* **Dataset rows for apps and sites**:
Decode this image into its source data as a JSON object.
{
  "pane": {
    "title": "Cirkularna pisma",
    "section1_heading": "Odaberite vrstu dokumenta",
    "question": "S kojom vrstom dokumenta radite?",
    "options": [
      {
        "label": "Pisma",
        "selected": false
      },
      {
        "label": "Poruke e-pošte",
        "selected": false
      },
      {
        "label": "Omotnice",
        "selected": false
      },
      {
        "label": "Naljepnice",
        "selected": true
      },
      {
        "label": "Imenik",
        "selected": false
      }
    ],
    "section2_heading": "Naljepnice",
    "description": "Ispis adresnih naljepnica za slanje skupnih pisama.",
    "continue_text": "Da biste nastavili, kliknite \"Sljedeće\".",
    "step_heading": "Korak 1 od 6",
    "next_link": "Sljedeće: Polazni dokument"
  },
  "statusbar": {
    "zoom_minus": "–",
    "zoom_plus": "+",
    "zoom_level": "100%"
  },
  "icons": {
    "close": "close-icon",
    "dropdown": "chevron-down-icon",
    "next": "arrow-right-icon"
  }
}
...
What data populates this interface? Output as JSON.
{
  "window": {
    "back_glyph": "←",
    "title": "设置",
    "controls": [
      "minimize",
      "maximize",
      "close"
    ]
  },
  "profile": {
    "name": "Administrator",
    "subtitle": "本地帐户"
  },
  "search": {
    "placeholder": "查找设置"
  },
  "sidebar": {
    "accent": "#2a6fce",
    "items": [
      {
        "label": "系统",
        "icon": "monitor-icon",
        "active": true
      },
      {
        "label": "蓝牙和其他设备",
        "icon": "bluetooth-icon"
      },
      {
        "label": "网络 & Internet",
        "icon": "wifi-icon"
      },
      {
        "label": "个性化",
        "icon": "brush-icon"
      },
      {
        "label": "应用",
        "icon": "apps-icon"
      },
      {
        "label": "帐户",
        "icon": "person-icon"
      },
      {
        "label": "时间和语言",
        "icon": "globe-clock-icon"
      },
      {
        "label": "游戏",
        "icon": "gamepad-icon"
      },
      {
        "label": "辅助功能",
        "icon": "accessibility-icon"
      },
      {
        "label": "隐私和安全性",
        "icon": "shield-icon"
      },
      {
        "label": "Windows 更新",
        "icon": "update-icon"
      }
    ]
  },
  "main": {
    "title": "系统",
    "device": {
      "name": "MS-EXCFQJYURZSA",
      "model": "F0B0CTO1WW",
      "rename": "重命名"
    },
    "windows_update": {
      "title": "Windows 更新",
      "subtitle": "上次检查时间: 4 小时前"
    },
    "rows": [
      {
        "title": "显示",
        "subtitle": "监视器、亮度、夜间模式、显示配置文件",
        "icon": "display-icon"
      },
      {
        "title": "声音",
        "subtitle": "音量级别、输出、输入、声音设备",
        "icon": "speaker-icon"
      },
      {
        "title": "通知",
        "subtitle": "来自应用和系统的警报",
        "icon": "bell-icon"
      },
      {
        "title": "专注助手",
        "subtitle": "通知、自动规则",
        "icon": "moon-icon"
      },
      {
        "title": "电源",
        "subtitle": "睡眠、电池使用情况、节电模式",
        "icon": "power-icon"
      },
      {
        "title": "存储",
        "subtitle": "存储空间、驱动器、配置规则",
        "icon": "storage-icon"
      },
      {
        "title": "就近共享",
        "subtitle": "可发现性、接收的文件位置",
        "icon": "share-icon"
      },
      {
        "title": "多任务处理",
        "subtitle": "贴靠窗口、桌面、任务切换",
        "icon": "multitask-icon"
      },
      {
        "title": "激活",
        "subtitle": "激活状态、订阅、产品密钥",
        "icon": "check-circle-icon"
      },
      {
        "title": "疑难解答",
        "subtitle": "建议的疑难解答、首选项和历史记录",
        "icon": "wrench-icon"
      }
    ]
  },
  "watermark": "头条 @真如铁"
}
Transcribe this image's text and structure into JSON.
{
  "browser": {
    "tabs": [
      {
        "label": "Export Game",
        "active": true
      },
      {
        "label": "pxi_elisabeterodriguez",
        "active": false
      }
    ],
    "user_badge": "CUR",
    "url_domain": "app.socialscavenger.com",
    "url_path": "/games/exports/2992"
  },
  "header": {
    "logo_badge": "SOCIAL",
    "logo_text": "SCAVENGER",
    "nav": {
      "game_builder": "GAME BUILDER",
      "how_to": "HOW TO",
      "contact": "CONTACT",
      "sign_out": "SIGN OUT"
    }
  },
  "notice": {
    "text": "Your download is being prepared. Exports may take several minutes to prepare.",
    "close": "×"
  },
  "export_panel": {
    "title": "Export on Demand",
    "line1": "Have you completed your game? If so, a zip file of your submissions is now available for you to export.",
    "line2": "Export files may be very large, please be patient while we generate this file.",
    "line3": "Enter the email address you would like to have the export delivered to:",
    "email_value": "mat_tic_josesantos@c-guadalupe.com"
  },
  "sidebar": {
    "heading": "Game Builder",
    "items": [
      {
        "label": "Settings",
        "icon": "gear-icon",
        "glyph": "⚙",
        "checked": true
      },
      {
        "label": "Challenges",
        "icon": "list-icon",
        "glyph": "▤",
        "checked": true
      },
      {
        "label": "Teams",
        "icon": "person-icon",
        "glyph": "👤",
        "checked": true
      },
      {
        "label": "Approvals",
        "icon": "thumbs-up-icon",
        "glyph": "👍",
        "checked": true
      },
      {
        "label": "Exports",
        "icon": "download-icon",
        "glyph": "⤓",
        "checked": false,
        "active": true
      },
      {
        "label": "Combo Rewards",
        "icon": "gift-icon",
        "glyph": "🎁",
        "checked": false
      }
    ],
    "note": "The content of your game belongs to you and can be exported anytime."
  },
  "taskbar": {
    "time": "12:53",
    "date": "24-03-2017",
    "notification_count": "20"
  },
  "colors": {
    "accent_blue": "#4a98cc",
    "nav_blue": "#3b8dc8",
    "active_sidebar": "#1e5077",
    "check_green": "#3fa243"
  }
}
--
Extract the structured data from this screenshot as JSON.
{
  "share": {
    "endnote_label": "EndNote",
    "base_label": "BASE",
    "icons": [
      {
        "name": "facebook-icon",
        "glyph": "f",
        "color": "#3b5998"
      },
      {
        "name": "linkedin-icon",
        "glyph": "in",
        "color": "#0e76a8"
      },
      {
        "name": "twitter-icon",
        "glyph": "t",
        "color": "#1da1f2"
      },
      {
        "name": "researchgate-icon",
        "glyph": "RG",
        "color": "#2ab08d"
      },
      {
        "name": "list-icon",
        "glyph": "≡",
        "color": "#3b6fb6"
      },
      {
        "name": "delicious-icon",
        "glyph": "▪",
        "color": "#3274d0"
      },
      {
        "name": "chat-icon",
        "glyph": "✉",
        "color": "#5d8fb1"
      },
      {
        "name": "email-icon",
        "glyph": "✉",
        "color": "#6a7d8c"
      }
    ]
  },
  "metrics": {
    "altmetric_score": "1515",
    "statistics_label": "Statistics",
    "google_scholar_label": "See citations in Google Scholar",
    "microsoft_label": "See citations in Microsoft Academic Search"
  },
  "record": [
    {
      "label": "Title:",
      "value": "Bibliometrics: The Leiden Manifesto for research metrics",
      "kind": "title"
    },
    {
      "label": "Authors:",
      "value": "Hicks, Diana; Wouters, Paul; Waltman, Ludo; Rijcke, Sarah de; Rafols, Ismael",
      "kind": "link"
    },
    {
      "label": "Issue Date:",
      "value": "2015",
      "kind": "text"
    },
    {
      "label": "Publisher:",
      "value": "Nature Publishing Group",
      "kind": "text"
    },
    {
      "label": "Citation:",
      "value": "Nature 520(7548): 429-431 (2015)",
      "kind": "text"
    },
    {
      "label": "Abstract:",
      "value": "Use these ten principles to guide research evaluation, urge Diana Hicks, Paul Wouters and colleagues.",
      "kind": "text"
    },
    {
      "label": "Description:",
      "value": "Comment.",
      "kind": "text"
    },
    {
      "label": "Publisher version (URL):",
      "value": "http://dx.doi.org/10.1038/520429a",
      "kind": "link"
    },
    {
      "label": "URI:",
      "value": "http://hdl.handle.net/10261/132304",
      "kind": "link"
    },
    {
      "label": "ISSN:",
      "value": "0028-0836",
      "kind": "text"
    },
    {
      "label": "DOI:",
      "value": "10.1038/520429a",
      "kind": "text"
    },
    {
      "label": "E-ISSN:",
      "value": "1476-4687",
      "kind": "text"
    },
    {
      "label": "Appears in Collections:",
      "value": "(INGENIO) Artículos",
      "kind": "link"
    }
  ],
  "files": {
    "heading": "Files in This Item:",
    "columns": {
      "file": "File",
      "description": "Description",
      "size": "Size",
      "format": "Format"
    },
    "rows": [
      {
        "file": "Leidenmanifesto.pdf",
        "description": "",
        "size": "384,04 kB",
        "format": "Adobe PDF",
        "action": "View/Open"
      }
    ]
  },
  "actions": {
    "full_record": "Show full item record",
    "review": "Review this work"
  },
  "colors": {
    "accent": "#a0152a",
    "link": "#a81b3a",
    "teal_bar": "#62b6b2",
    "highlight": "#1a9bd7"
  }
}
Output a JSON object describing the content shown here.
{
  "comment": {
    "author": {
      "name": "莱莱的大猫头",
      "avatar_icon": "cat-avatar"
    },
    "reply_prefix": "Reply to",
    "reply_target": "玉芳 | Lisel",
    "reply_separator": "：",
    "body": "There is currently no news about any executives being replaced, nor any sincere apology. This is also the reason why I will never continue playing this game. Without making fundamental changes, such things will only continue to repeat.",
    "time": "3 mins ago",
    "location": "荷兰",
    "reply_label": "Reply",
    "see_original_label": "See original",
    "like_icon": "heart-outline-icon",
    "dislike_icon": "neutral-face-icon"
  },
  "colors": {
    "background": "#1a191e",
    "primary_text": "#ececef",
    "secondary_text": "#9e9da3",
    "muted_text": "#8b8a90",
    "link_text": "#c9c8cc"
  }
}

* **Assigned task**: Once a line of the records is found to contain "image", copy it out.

* **Your response**:
Decode this image into its source data as a JSON object.
Transcribe this image's text and structure into JSON.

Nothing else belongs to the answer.